Following on from Sixteen Candles, writer/director John Hughes delivered a second movie that came pretty close to depicting how teenagers speak and think. The Breakfast Club made Hughes a name to watch (he went on to make Pretty in Pink, and wrote Home Alone and Flubber, to name a few, before his early death in 2009) and introduced the world to the media-dubbed ‘brat pack’ – a group of young actors who had a score of hit movies in the late eighties.
The story here is simple – five very different teenagers are thrown together for a Saturday detention.

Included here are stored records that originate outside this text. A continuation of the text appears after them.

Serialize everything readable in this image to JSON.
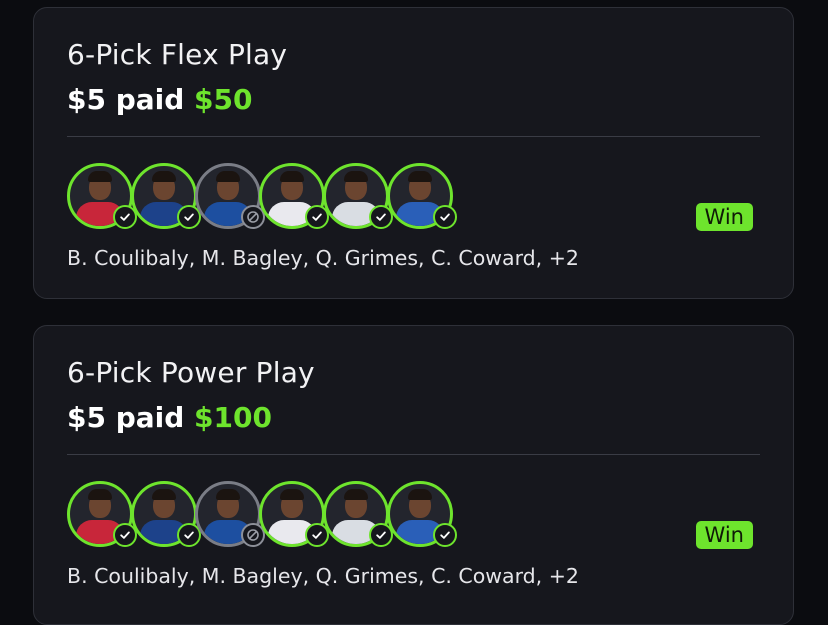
{
  "entries": [
    {
      "title": "6-Pick Flex Play",
      "paid_prefix": "$5 paid",
      "paid_amount": "$50",
      "badge": "Win",
      "players": "B. Coulibaly, M. Bagley, Q. Grimes, C. Coward, +2",
      "picks": [
        {
          "result": "check",
          "jersey": "#c8263a"
        },
        {
          "result": "check",
          "jersey": "#1d428a"
        },
        {
          "result": "void",
          "jersey": "#1d4fa0"
        },
        {
          "result": "check",
          "jersey": "#e9e9ee"
        },
        {
          "result": "check",
          "jersey": "#d9dde3"
        },
        {
          "result": "check",
          "jersey": "#2a5fb8"
        }
      ]
    },
    {
      "title": "6-Pick Power Play",
      "paid_prefix": "$5 paid",
      "paid_amount": "$100",
      "badge": "Win",
      "players": "B. Coulibaly, M. Bagley, Q. Grimes, C. Coward, +2",
      "picks": [
        {
          "result": "check",
          "jersey": "#c8263a"
        },
        {
          "result": "check",
          "jersey": "#1d428a"
        },
        {
          "result": "void",
          "jersey": "#1d4fa0"
        },
        {
          "result": "check",
          "jersey": "#e9e9ee"
        },
        {
          "result": "check",
          "jersey": "#d9dde3"
        },
        {
          "result": "check",
          "jersey": "#2a5fb8"
        }
      ]
    }
  ],
  "colors": {
    "accent": "#6ee42d",
    "card_bg": "#16171d",
    "page_bg": "#0b0c10"
  },
  "icons": {
    "check": "check-icon",
    "void": "void-icon"
  }
}
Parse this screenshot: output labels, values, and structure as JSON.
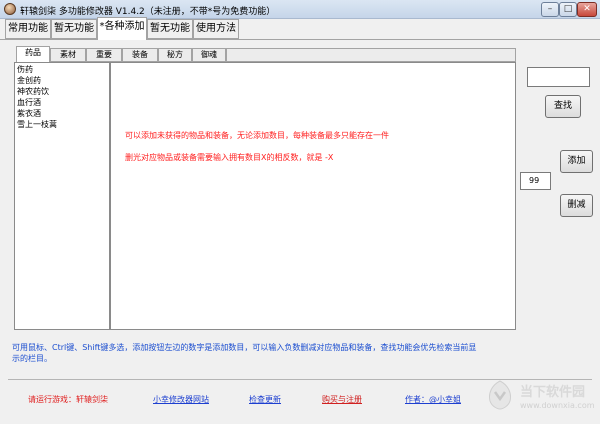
{
  "window": {
    "title": "轩辕剑柒 多功能修改器 V1.4.2（未注册，不带*号为免费功能）",
    "controls": {
      "minimize": "–",
      "maximize": "□",
      "close": "✕"
    }
  },
  "top_tabs": [
    {
      "label": "常用功能",
      "active": false
    },
    {
      "label": "暂无功能",
      "active": false
    },
    {
      "label": "*各种添加",
      "active": true
    },
    {
      "label": "暂无功能",
      "active": false
    },
    {
      "label": "使用方法",
      "active": false
    }
  ],
  "inner_tabs": [
    {
      "label": "药品",
      "active": true
    },
    {
      "label": "素材",
      "active": false
    },
    {
      "label": "重要",
      "active": false
    },
    {
      "label": "装备",
      "active": false
    },
    {
      "label": "秘方",
      "active": false
    },
    {
      "label": "御魂",
      "active": false
    }
  ],
  "item_list": [
    "伤药",
    "金创药",
    "神农药饮",
    "血行酒",
    "紫衣酒",
    "雪上一枝蒿"
  ],
  "panel_text": {
    "line1": "可以添加未获得的物品和装备，无论添加数目，每种装备最多只能存在一件",
    "line2": "删光对应物品或装备需要输入拥有数目X的相反数，就是 -X"
  },
  "controls": {
    "search_value": "",
    "search_button": "查找",
    "add_button": "添加",
    "quantity": "99",
    "remove_button": "删减"
  },
  "hint": {
    "line1": "可用鼠标、Ctrl键、Shift键多选，添加按钮左边的数字是添加数目，可以输入负数删减对应物品和装备，查找功能会优先检索当前显",
    "line2": "示的栏目。"
  },
  "bottom": {
    "status": "请运行游戏：轩辕剑柒",
    "links": [
      "小幸修改器网站",
      "检查更新",
      "购买与注册",
      "作者：@小幸姐"
    ]
  },
  "watermark": {
    "text": "当下软件园",
    "url": "www.downxia.com"
  },
  "colors": {
    "hint": "#1d4fd0",
    "warning": "#ff2020",
    "link": "#1d3fd0"
  }
}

There’s the jock (Emilio Estevez), the nerd (Anthony Michael Hall), the weird girl (Sheedy, all black eyeliner and shaggy hair), the princess (Ringwald) and the rebel (Nelson), all trying to get through the day (while writing a paper about who they think they are) under the mean eye of school principal Vernon (Paul Gleason). Predictably, by the end they have discovered they’re not that different after all, but the fun here is in the banter (‘Does Barry Manilow know that you raid his wardrobe?’), performances and, of course, that soundtrack (including Simple Minds’ smash ‘(Don’t You) Forget About Me’. A perfect slice of the eighties that is still a treat for teens today.
Is The Breakfast Club suitable for kids? Here are our parents’ notes...
None, but do note this is aimed at teens so has language and themes not suitable for younger kids.